  3. ^ a b c "Boelcke, Oswald". www.cartage.org.lb. Archived from the original on 6 June 2011. Retrieved 5 October 2010.
  4. ^ VanWyngarden. Early German Aces of World War I. pp. 63, 69–70.
  5. ^ VanWyngarden. Early German Aces of World War I. p. 69.
  6. ^ VanWyngarden. Early German Aces of World War I. p. 75.
  7. ^ VanWyngarden. Early German Aces of World War I. p. 77.
  8. ^ Guttman. Pusher Aces of World War 1. p. 41.
  9. ^ Guttman. Pusher Aces of World War 1. p. 42.
  10. ^ VanWyngarden. Early German Aces of World War I. p. 76.
  11. ^ "Oswald Boelcke". AcePilots. Acepilots.com. Retrieved 6 October 2010.
  12. ^ a b c Franks, Bailey & Guest 1993, p. 30


  • Franks, Norman (2004). Jasta Boelcke: The History of Jasta 2, 1916–18. London: Grub Street. ISBN 1-904010-76-8.
  • Franks, Norman L. R.; Bailey, Frank W.; Guest, Russell (1993). Above The Lines: The Aces and Fighter Units of the German Air Service, Naval Air Service and Flanders Marine Corps 1914-1918. Grub Street. ISBN 0-948817-73-9.
  • Guttman, Jon (2009). Pusher Aces of World War 1. Aircraft of the Aces 88. Illustrated by Harry Dempsey. Oxford: Osprey Publishing Ltd. ISBN 1-84603-417-5.
  • Hoeppner, E. W. von (1994) [1921]. Deutschlands Krieg in der Luft: Ein Rückblick auf die Entwicklung und die Leistungen unserer Heeres-Luftstreitkräfte im Weltkriege [Germany's War in the Air: A Review of the Development and the Achievements of our Army Air Force in the World War] (in German). trans. J. Hawley Larned (Battery Press ed.). Leipzig: K. F. Koehle. ISBN 0-89839-195-4.
  • Neumann, G. P. (1920). Die deutschen Luftstreitkräfte im Weltkriege [The German Air Force in the Great War] (in German) (Hodder & Stoughton, London ed.). Berlin: Mittler. OCLC 39823845. Retrieved 18 April 2016.

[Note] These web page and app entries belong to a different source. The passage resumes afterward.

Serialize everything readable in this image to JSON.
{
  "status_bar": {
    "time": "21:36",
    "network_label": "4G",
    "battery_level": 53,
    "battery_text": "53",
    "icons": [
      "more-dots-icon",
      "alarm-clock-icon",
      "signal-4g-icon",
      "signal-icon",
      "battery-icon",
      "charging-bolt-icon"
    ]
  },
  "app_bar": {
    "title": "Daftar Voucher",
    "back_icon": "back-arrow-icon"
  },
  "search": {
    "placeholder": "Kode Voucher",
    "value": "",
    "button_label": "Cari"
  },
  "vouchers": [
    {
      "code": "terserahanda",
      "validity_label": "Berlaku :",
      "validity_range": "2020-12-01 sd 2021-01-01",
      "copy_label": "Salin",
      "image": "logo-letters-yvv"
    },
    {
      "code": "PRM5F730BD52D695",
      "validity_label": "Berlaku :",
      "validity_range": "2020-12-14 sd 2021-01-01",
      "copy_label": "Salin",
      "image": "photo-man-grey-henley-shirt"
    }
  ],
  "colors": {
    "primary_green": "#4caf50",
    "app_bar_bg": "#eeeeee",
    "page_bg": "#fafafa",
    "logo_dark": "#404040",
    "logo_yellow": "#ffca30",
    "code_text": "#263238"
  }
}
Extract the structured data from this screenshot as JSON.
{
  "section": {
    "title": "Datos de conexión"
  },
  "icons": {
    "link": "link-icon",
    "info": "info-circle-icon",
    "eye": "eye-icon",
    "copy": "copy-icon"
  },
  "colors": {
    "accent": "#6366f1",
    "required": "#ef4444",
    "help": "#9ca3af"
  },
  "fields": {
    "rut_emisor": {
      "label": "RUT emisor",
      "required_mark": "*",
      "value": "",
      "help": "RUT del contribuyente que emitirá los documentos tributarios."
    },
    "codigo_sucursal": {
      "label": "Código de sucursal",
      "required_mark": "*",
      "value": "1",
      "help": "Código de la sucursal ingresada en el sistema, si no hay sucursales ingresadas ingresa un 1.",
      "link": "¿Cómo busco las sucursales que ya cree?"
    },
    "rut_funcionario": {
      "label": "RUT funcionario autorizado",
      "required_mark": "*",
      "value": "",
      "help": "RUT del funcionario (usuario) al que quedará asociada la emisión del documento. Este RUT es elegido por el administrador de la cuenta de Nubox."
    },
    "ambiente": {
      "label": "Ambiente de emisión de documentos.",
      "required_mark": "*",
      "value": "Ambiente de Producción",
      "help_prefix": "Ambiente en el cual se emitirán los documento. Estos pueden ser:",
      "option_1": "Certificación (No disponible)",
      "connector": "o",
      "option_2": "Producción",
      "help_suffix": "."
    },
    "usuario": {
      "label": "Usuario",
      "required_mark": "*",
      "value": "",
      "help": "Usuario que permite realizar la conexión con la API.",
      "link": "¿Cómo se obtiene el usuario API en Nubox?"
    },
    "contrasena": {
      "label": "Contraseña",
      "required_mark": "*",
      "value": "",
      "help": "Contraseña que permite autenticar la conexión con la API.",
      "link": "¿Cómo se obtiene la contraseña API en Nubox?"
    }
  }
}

  • VanWyngarden, Greg (2006). Early German Aces of World War I. Aircraft of the Aces 73. Illustrated by Harry Dempsey. Oxford: Osprey Publishing Ltd. ISBN 1-84176-997-5.